This world is a brilliant place. There always will be someplace to go, someplace to see. There will always be a destination left out unseen for the lack of time and many other such reasons. There are places that attract us with the promise of glamour and then there are those that lure with history, there are yet others that use their scenic charms to entice travellers to their shores.
The Metropolises of the world are competition to each other. They try to outdo each other: they shimmer and they pulse, but to some they hold no appeal. There are those that crave the elusive sense of calm relaxation for when they travel. They search out the little cities that make up for their lack of glitz with their thoroughly grounded, gregarious charm.
Pune is one such city. Nestled in a corner of the Deccan Plateau, Pune city, or, informally, Poona has been around since roughly 937 A.D. The city has been at the centre of the Empire of Maharashtra’s own King of Kings- Chhatrapati Shivaji Maharaj, has been the seat of the power of the Peshwas of Maharashtra and still plays an important role in the governing of the state of Maharashtra.
Over the years, Pune has built a reputation for itself as the “Oxford of the East”. The city is dotted with educational institutions and many of them also double up as historical sites. There are schools and colleges in the city that have been founded during the 19th century and they still stand and impart knowledge even today. Some of the most prominent of these are the New English School, the University of Pune, the Deccan College and Fergusson College: built in the days of the Raj, standing tributes to the late Victorian-Gothic architecture.
Pune, also being the stronghold of the Maratha history and culture, is home to monuments like the Lal Mahal where Chhatrapati Shivaji grew up and the Shaniwarwada fort that was constructed in the early-18th century as a tribute to the aspirations of the Peshwas to one day, rule the Mughal Empire from Delhi. These beautiful, ancient sites stand testament to the fighting spirit of the Marathas that once ruled this land. In addition to these steadfast megaliths, Pune is also home to the relatively famous Pateleshwar Caves built during the reign of the Rashtrakuta kings. The mute hulks of stone echo with a calm beauty that has become a paradoxical trademark for this city of ancient stereotypes that are slowly fading away.

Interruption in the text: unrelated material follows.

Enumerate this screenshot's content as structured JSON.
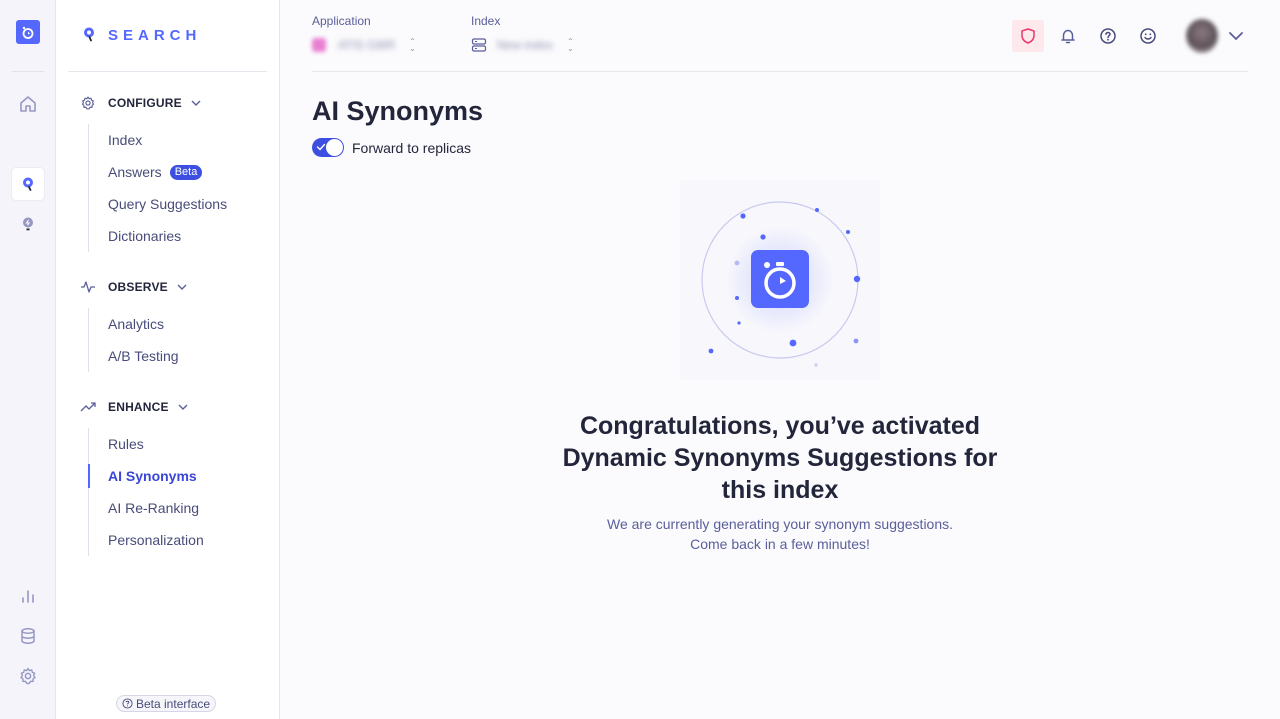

History has seeped into many facets of city life. With the history has come the distinctive culture of Pune and Western Maharashtra. The older parts of the city are fascinating by virtue of the colourful melange that they represent today. The heart of the city with its labyrinthine alleys and curious shops is where avid shoppers and bargain-happy voyagers must make their way into at least once in their lifetimes. Though if you are not a local you are at the risk of being conned out of a lot of money and so you might want to have a friend with you as a guide and interpreter.
However, Insular Pune is but one of the many faces of this charming city. Now, a hub of the Information Technology industry, there has been a lot of change in the manner of Puneri thought and action. Today, there are more indicators of an urban culture blazoned into the map of the city than ever before. National and international chains, malls and department stores have all crept up and making their presence felt. Similarly, the city is a hotbed of good cuisine. Apart from the usual McDonald’s and KFCs, Pune has a lot to offer in terms of both native and multi-cuisine restaurants. The traditional meals, the most famous of which is vada pav, are as available as Chinese fast-food and chaat and it is never too hard to find a restaurant or a hotel for every occasion and travel budget. There is also no lack of other entertainment factors like lounges and pubs, discotheques and clubs, multiplexes and theatres, Pune being a hearty contributor to the art of theatre dramatics and the thriving regional classical music culture.
However, the nocturnal hot-spots are basically concentrated in the Cantonment area and the posh suburbs of the city.
Pune boasts of the Rajneesh Osho Ashram and at the same time, of Parvati temple. There is no religion or mysticism left unheard of. The Osho Teerth Park is a famed attraction for those interested in the subtle nuances of landscaping and the Butterfly Garden is also well known. The city makes for a stark study in cultural differences with foreign population very nearly equalling that of the local Marathi speaking population.
Pune is connected to a number of other Indian cities, including the Metros, by rail and road. The availability of flights to certain locations still poses a problem to many a weary traveller but flights to the nearest international airport in Mumbai are available. The public transport system consists of buses and auto-rickshaws. Though the fares for the latter are on the steeper side, they are infinitely more popular. Buses lose out in popularity because of the irregularity and unreliability of the service.
The people of the city are generally liberal but in certain parts, they are known to cling to orthodox beliefs. Essentially a peaceful city, Pune has all the charms of a haven for retired folks combined with the young beat of a growing Metropolis.